Jenni Pasanen created a Pegasus-inspired artwork combining digital painting and AI, while Elni Tomadaki exhibited a drawing paying homage to Magritte. Megan Laurent took another point of view with her work mixing autoportrait photography and AI.
Opening the week of International Women’s Day, the NFT exhibition “I am…” became a hub where artists, visitors, and collectors could gather to dive deep into the crypto-art world
By promoting female artists only, GXRLS Revolution wants to compensate for the lack of visibility they usually suffer from.
“A comparison tool that I like is the following: last year, the contemporary art market reached a new milestone. Among artists under 40, women are at the top of the rankings. Nevertheless, in Web3, on, for example, there must be eight women in the top 100 artists,” said Stern.
The latest NFT project from the co-founders was thus more than just presenting works from underrepresented artists.
It was also an investigation into why the world of crypto-art still suffered from so few female artists.
”I believe that men act in a group, collect each other’s artworks, without thinking too much,” said Jeane, a co-founder of GXRLS Revolution, artist, curator, and founder of Art from Future DAO. “Or, for some they, are sexist.”

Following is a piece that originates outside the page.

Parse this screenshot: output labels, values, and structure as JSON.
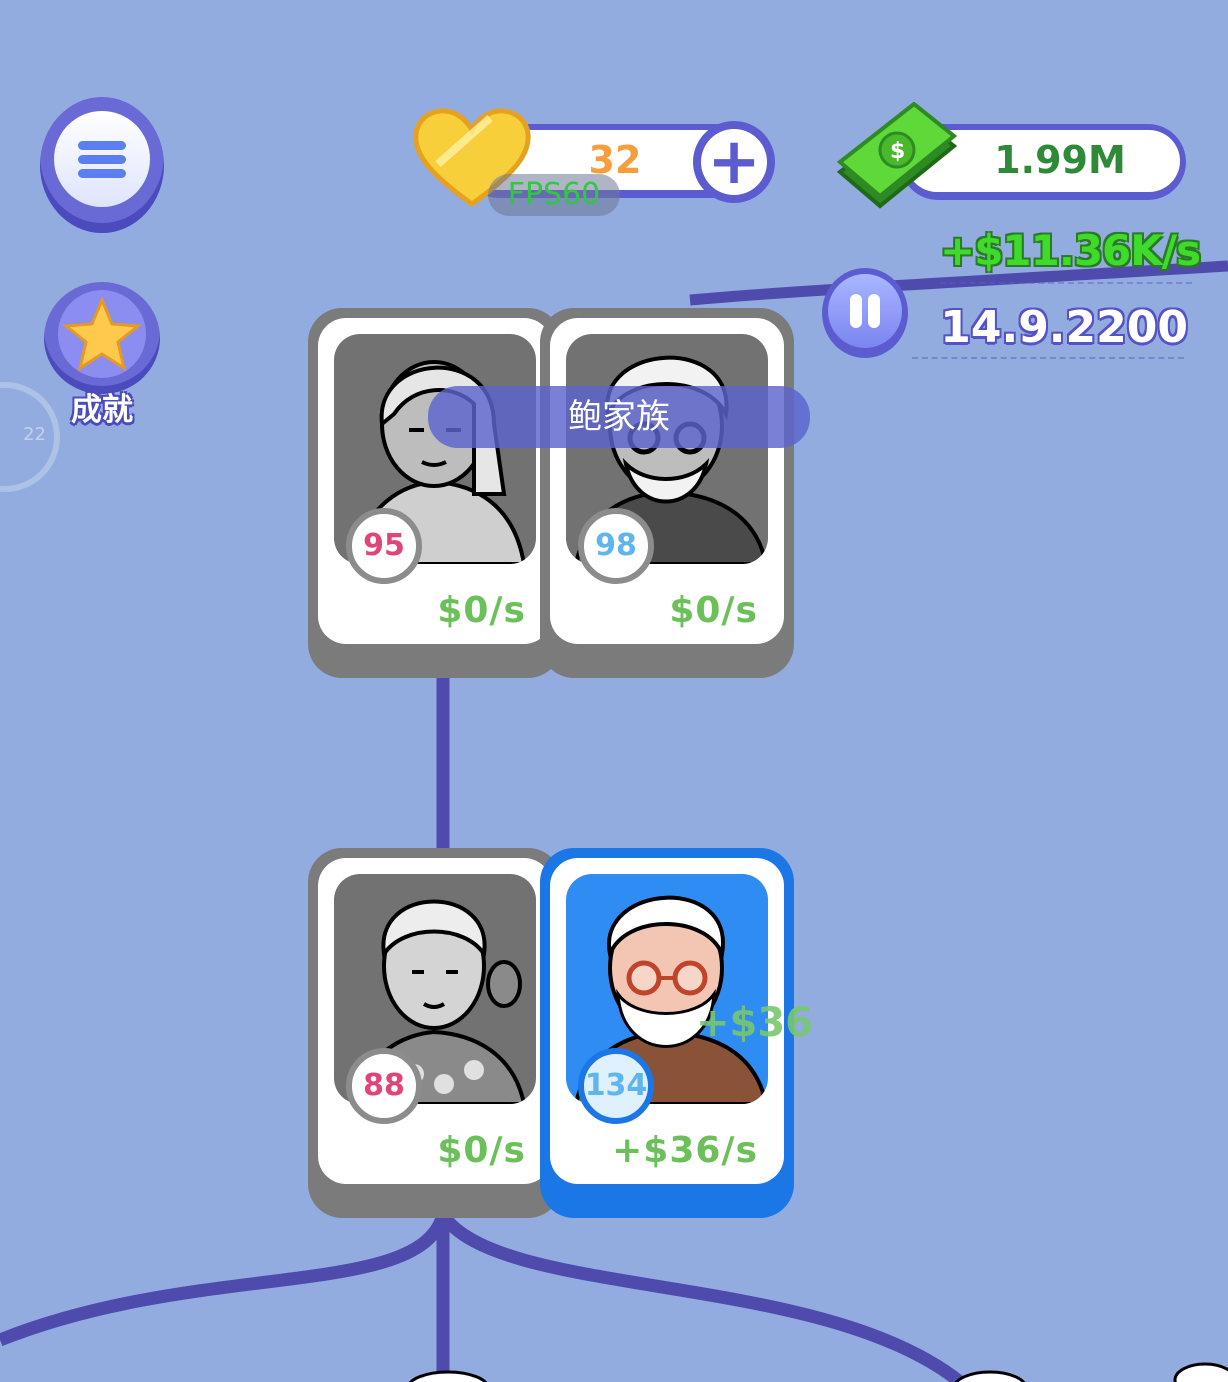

A few months ago, they created a list of all the women NFT artists to prove that there isn’t a lack of women in the field either.

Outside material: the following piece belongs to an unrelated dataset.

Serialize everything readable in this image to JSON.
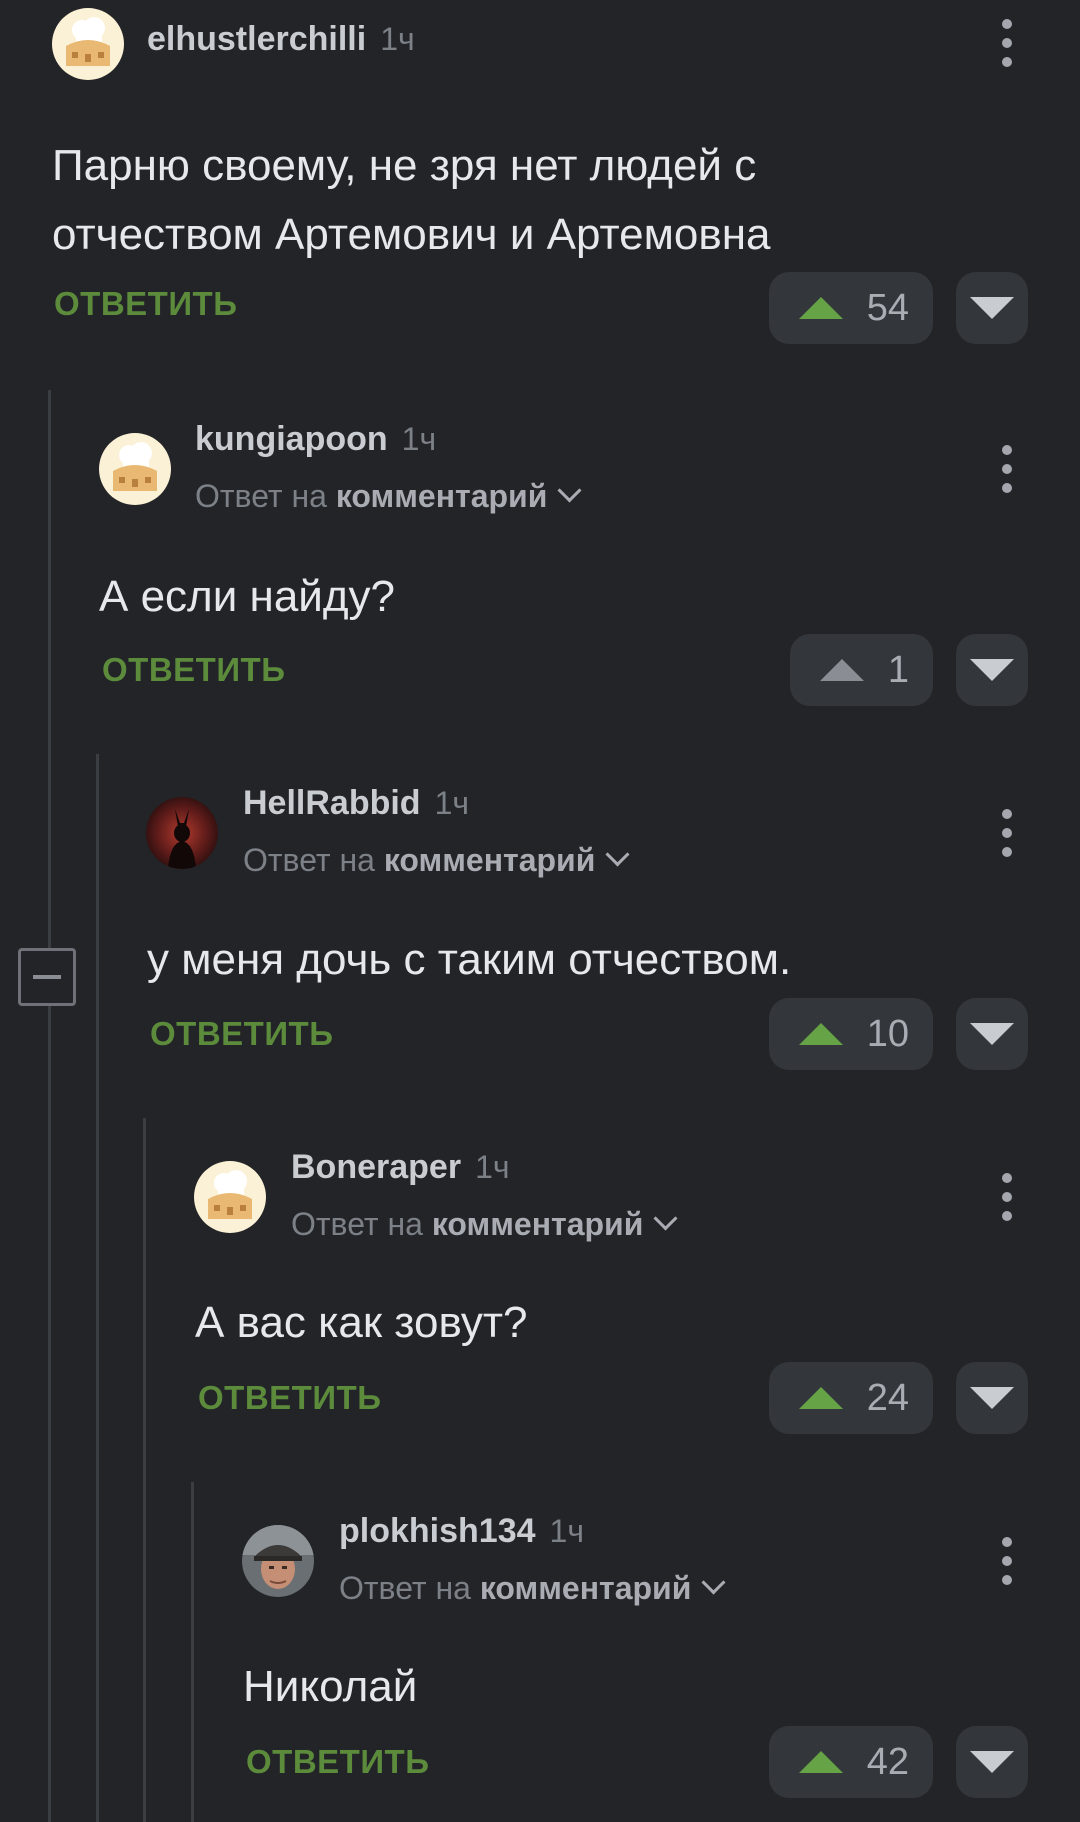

What began as an excel file quickly ballooned into a 280-page book, cataloging female artists.
Nevertheless, they recall having received harsh criticism for their project, particularly for curating women-only exhibitions.
“We promote women artists only for highlighting their value as possible role models for more women who dare to take the plunge,” insisted Jeanne. “But our events are open to everyone, men are welcome.”
NFT art finds friends in high places
For the “I am…” exhibition, GXRLS Revolution had the financial support of Jean-Michel Pailhon, a French collector and formerly an executive at Ledger.
In parallel with his professional activities and managing his digital and physical art collections, he co-founded a physical and online art gallery in Paris called Achetez de l’Art.
“As we regularly seek collaborations with curation teams, I studied GXRLS Revolution's previous exhibitions and I found it very interesting with emerging and talented artists,” he said. “I like their approach, and I already collect the artworks from certain artists who are represented in the IHAM Gallery’s exhibition. I thought it was important to help them so that they could get started and not stress themselves out about the financial production part.”
Moreover, he sees it as a way to promote diversity. “As crypto-art is an offshoot of the crypto-asset sector, the environment was overwhelmingly dominated by men,” he said.
Still, given the nature of NFT art, this could easily change and make the space more inclusive.
“Crypto art or on-chain digital art can be seen as a response to traditional art which is more institutionalized and inward-looking,” said Pailhon. “It was very difficult for an artist to break through if he was not in the right country, or the right city and did not know the right gallery owner, the right agent, the right art dealer, or the right museum curator.”
He’s convinced that with NFTs all of this will change.
“With a few clicks, works can be created, purchased, transferred, and presented in exhibitions. Behind NFTs and Web3 generally speaking, there is a notion of freedom, inclusiveness, and ‘grass root.’”